Could the records be returned exactly, with the pictures left out?

(Beginning of Material provided)

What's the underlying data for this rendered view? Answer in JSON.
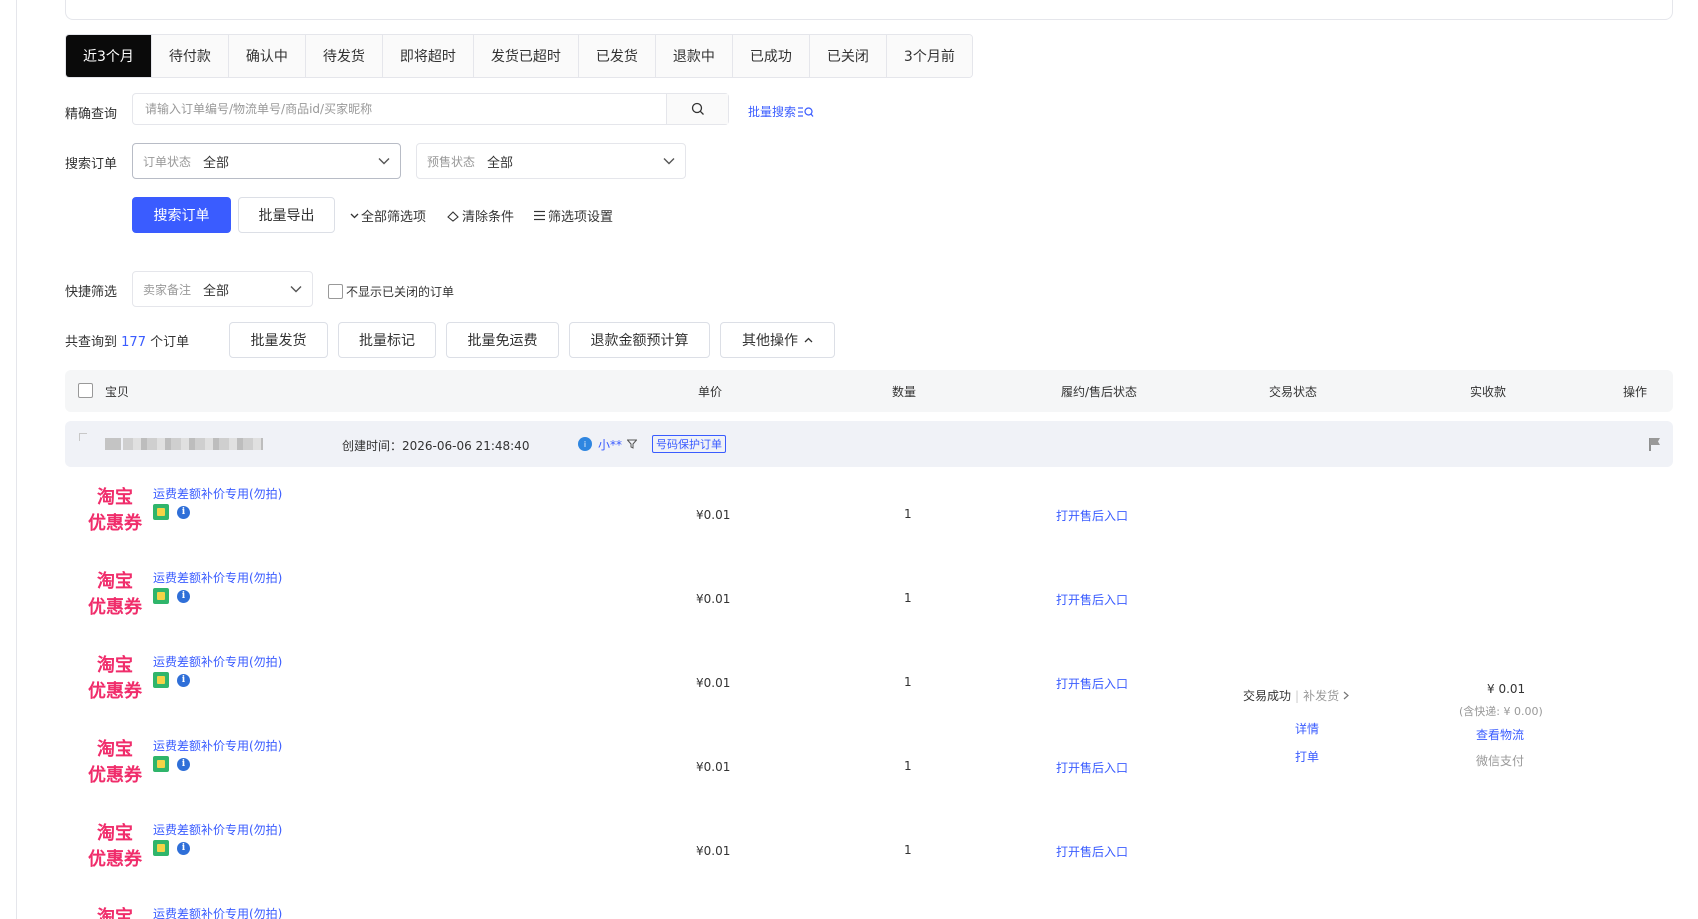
{
  "tabs": [
    {
      "label": "近3个月",
      "active": true
    },
    {
      "label": "待付款"
    },
    {
      "label": "确认中"
    },
    {
      "label": "待发货"
    },
    {
      "label": "即将超时"
    },
    {
      "label": "发货已超时"
    },
    {
      "label": "已发货"
    },
    {
      "label": "退款中"
    },
    {
      "label": "已成功"
    },
    {
      "label": "已关闭"
    },
    {
      "label": "3个月前"
    }
  ],
  "precise": {
    "label": "精确查询",
    "placeholder": "请输入订单编号/物流单号/商品id/买家昵称",
    "batch_search": "批量搜索"
  },
  "search_order": {
    "label": "搜索订单",
    "order_status_label": "订单状态",
    "order_status_value": "全部",
    "presale_label": "预售状态",
    "presale_value": "全部"
  },
  "actions": {
    "search": "搜索订单",
    "export": "批量导出",
    "all_filters": "全部筛选项",
    "clear": "清除条件",
    "filter_settings": "筛选项设置"
  },
  "quick": {
    "label": "快捷筛选",
    "seller_note_label": "卖家备注",
    "seller_note_value": "全部",
    "hide_closed": "不显示已关闭的订单"
  },
  "summary": {
    "prefix": "共查询到",
    "count": "177",
    "suffix": "个订单",
    "buttons": [
      "批量发货",
      "批量标记",
      "批量免运费",
      "退款金额预计算",
      "其他操作"
    ]
  },
  "table_headers": {
    "item": "宝贝",
    "price": "单价",
    "qty": "数量",
    "fulfil": "履约/售后状态",
    "trade": "交易状态",
    "received": "实收款",
    "ops": "操作"
  },
  "order": {
    "created": "创建时间：2026-06-06 21:48:40",
    "buyer": "小**",
    "badge": "号码保护订单",
    "items": [
      {
        "coupon_line1": "淘宝",
        "coupon_line2": "优惠券",
        "name": "运费差额补价专用(勿拍)",
        "price": "¥0.01",
        "qty": "1",
        "after_sale": "打开售后入口"
      },
      {
        "coupon_line1": "淘宝",
        "coupon_line2": "优惠券",
        "name": "运费差额补价专用(勿拍)",
        "price": "¥0.01",
        "qty": "1",
        "after_sale": "打开售后入口"
      },
      {
        "coupon_line1": "淘宝",
        "coupon_line2": "优惠券",
        "name": "运费差额补价专用(勿拍)",
        "price": "¥0.01",
        "qty": "1",
        "after_sale": "打开售后入口"
      },
      {
        "coupon_line1": "淘宝",
        "coupon_line2": "优惠券",
        "name": "运费差额补价专用(勿拍)",
        "price": "¥0.01",
        "qty": "1",
        "after_sale": "打开售后入口"
      },
      {
        "coupon_line1": "淘宝",
        "coupon_line2": "优惠券",
        "name": "运费差额补价专用(勿拍)",
        "price": "¥0.01",
        "qty": "1",
        "after_sale": "打开售后入口"
      },
      {
        "coupon_line1": "淘宝",
        "coupon_line2": "",
        "name": "运费差额补价专用(勿拍)",
        "price": "",
        "qty": "",
        "after_sale": ""
      }
    ],
    "trade_status": "交易成功",
    "resend": "补发货",
    "detail": "详情",
    "print": "打单",
    "amount": "¥ 0.01",
    "shipping": "(含快递: ¥ 0.00)",
    "logistics": "查看物流",
    "payment": "微信支付"
  },
  "colors": {
    "primary": "#3a5cff",
    "coupon": "#f02d6b",
    "active_tab": "#0a0a0a"
  }
}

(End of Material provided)

■ Written answer:
What's the underlying data for this rendered view? Answer in JSON.
{
  "tabs": [
    {
      "label": "近3个月",
      "active": true
    },
    {
      "label": "待付款"
    },
    {
      "label": "确认中"
    },
    {
      "label": "待发货"
    },
    {
      "label": "即将超时"
    },
    {
      "label": "发货已超时"
    },
    {
      "label": "已发货"
    },
    {
      "label": "退款中"
    },
    {
      "label": "已成功"
    },
    {
      "label": "已关闭"
    },
    {
      "label": "3个月前"
    }
  ],
  "precise": {
    "label": "精确查询",
    "placeholder": "请输入订单编号/物流单号/商品id/买家昵称",
    "batch_search": "批量搜索"
  },
  "search_order": {
    "label": "搜索订单",
    "order_status_label": "订单状态",
    "order_status_value": "全部",
    "presale_label": "预售状态",
    "presale_value": "全部"
  },
  "actions": {
    "search": "搜索订单",
    "export": "批量导出",
    "all_filters": "全部筛选项",
    "clear": "清除条件",
    "filter_settings": "筛选项设置"
  },
  "quick": {
    "label": "快捷筛选",
    "seller_note_label": "卖家备注",
    "seller_note_value": "全部",
    "hide_closed": "不显示已关闭的订单"
  },
  "summary": {
    "prefix": "共查询到",
    "count": "177",
    "suffix": "个订单",
    "buttons": [
      "批量发货",
      "批量标记",
      "批量免运费",
      "退款金额预计算",
      "其他操作"
    ]
  },
  "table_headers": {
    "item": "宝贝",
    "price": "单价",
    "qty": "数量",
    "fulfil": "履约/售后状态",
    "trade": "交易状态",
    "received": "实收款",
    "ops": "操作"
  },
  "order": {
    "created": "创建时间：2026-06-06 21:48:40",
    "buyer": "小**",
    "badge": "号码保护订单",
    "items": [
      {
        "coupon_line1": "淘宝",
        "coupon_line2": "优惠券",
        "name": "运费差额补价专用(勿拍)",
        "price": "¥0.01",
        "qty": "1",
        "after_sale": "打开售后入口"
      },
      {
        "coupon_line1": "淘宝",
        "coupon_line2": "优惠券",
        "name": "运费差额补价专用(勿拍)",
        "price": "¥0.01",
        "qty": "1",
        "after_sale": "打开售后入口"
      },
      {
        "coupon_line1": "淘宝",
        "coupon_line2": "优惠券",
        "name": "运费差额补价专用(勿拍)",
        "price": "¥0.01",
        "qty": "1",
        "after_sale": "打开售后入口"
      },
      {
        "coupon_line1": "淘宝",
        "coupon_line2": "优惠券",
        "name": "运费差额补价专用(勿拍)",
        "price": "¥0.01",
        "qty": "1",
        "after_sale": "打开售后入口"
      },
      {
        "coupon_line1": "淘宝",
        "coupon_line2": "优惠券",
        "name": "运费差额补价专用(勿拍)",
        "price": "¥0.01",
        "qty": "1",
        "after_sale": "打开售后入口"
      },
      {
        "coupon_line1": "淘宝",
        "coupon_line2": "",
        "name": "运费差额补价专用(勿拍)",
        "price": "",
        "qty": "",
        "after_sale": ""
      }
    ],
    "trade_status": "交易成功",
    "resend": "补发货",
    "detail": "详情",
    "print": "打单",
    "amount": "¥ 0.01",
    "shipping": "(含快递: ¥ 0.00)",
    "logistics": "查看物流",
    "payment": "微信支付"
  },
  "colors": {
    "primary": "#3a5cff",
    "coupon": "#f02d6b",
    "active_tab": "#0a0a0a"
  }
}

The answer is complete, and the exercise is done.